■ **Brief**: Locate all lines in the data below that hold "username" and show them.

[Items from an interface collection]
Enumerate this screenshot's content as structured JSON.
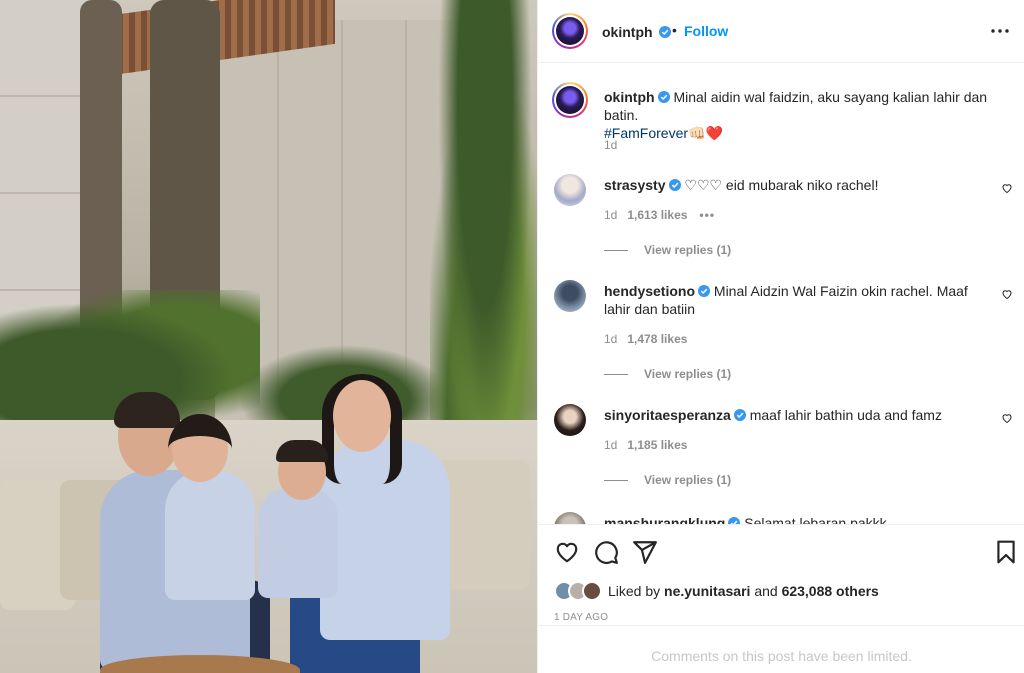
{
  "post": {
    "author": "okintph",
    "follow_label": "Follow",
    "dot": "•",
    "caption_text": "Minal aidin wal faidzin, aku sayang kalian lahir dan batin.",
    "caption_hashtag": "#FamForever",
    "caption_emoji": "👊🏻❤️",
    "caption_time": "1d"
  },
  "comments": [
    {
      "username": "strasysty",
      "text": "♡♡♡ eid mubarak niko rachel!",
      "time": "1d",
      "likes": "1,613 likes",
      "more": "•••",
      "replies": "View replies (1)"
    },
    {
      "username": "hendysetiono",
      "text": "Minal Aidzin Wal Faizin okin rachel. Maaf lahir dan batiin",
      "time": "1d",
      "likes": "1,478 likes",
      "replies": "View replies (1)"
    },
    {
      "username": "sinyoritaesperanza",
      "text": "maaf lahir bathin uda and famz",
      "time": "1d",
      "likes": "1,185 likes",
      "replies": "View replies (1)"
    },
    {
      "username": "manshurangklung",
      "text": "Selamat lebaran pakkk"
    }
  ],
  "engagement": {
    "liked_by_prefix": "Liked by",
    "liked_by_user": "ne.yunitasari",
    "liked_by_and": "and",
    "liked_by_others": "623,088 others",
    "posted_ago": "1 DAY AGO",
    "comments_limited": "Comments on this post have been limited."
  },
  "icons": {
    "header_more": "more-horizontal-icon",
    "verified": "verified-badge-icon",
    "like": "heart-icon",
    "comment": "comment-bubble-icon",
    "share": "paper-plane-icon",
    "save": "bookmark-icon"
  },
  "colors": {
    "link_blue": "#0095f6",
    "hashtag": "#00376b",
    "muted": "#8e8e8e",
    "verified": "#3897f0"
  }
}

■ **Written solution**:
      "username": "strasysty",
      "username": "hendysetiono",
      "username": "sinyoritaesperanza",
      "username": "manshurangklung",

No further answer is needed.